* **Problem**: The reply should return the data in full, exactly as written.

* **Records to use**:
Start of Block
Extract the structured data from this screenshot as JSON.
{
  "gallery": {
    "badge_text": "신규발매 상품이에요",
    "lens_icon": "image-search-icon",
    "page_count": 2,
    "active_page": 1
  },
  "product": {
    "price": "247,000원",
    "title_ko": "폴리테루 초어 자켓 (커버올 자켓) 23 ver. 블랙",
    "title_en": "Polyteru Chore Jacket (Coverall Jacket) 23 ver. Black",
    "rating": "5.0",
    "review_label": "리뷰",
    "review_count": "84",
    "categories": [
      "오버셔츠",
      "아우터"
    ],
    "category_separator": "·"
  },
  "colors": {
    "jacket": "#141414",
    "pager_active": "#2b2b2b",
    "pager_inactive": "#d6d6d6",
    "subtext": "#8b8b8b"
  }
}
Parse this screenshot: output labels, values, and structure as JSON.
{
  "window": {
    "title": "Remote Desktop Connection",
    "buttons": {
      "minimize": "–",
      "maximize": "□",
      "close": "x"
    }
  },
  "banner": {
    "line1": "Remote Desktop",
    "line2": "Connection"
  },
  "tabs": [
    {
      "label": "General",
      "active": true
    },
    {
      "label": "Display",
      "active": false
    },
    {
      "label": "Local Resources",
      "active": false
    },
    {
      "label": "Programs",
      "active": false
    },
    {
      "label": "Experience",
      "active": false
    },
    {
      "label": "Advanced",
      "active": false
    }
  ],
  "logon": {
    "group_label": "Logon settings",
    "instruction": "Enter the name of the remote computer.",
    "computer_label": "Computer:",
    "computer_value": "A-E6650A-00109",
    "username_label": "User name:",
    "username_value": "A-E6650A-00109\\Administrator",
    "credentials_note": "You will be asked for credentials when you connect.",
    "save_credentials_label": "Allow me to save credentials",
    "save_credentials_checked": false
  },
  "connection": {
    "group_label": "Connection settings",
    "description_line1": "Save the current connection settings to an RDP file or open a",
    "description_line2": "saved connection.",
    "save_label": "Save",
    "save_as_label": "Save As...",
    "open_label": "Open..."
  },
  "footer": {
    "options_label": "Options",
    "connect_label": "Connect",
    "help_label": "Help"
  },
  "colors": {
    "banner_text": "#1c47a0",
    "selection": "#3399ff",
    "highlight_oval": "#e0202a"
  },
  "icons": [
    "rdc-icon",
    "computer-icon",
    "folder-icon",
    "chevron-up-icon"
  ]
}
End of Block
* **Written solution**:
Extract the structured data from this screenshot as JSON.
{
  "gallery": {
    "badge_text": "신규발매 상품이에요",
    "lens_icon": "image-search-icon",
    "page_count": 2,
    "active_page": 1
  },
  "product": {
    "price": "247,000원",
    "title_ko": "폴리테루 초어 자켓 (커버올 자켓) 23 ver. 블랙",
    "title_en": "Polyteru Chore Jacket (Coverall Jacket) 23 ver. Black",
    "rating": "5.0",
    "review_label": "리뷰",
    "review_count": "84",
    "categories": [
      "오버셔츠",
      "아우터"
    ],
    "category_separator": "·"
  },
  "colors": {
    "jacket": "#141414",
    "pager_active": "#2b2b2b",
    "pager_inactive": "#d6d6d6",
    "subtext": "#8b8b8b"
  }
}
Parse this screenshot: output labels, values, and structure as JSON.
{
  "window": {
    "title": "Remote Desktop Connection",
    "buttons": {
      "minimize": "–",
      "maximize": "□",
      "close": "x"
    }
  },
  "banner": {
    "line1": "Remote Desktop",
    "line2": "Connection"
  },
  "tabs": [
    {
      "label": "General",
      "active": true
    },
    {
      "label": "Display",
      "active": false
    },
    {
      "label": "Local Resources",
      "active": false
    },
    {
      "label": "Programs",
      "active": false
    },
    {
      "label": "Experience",
      "active": false
    },
    {
      "label": "Advanced",
      "active": false
    }
  ],
  "logon": {
    "group_label": "Logon settings",
    "instruction": "Enter the name of the remote computer.",
    "computer_label": "Computer:",
    "computer_value": "A-E6650A-00109",
    "username_label": "User name:",
    "username_value": "A-E6650A-00109\\Administrator",
    "credentials_note": "You will be asked for credentials when you connect.",
    "save_credentials_label": "Allow me to save credentials",
    "save_credentials_checked": false
  },
  "connection": {
    "group_label": "Connection settings",
    "description_line1": "Save the current connection settings to an RDP file or open a",
    "description_line2": "saved connection.",
    "save_label": "Save",
    "save_as_label": "Save As...",
    "open_label": "Open..."
  },
  "footer": {
    "options_label": "Options",
    "connect_label": "Connect",
    "help_label": "Help"
  },
  "colors": {
    "banner_text": "#1c47a0",
    "selection": "#3399ff",
    "highlight_oval": "#e0202a"
  },
  "icons": [
    "rdc-icon",
    "computer-icon",
    "folder-icon",
    "chevron-up-icon"
  ]
}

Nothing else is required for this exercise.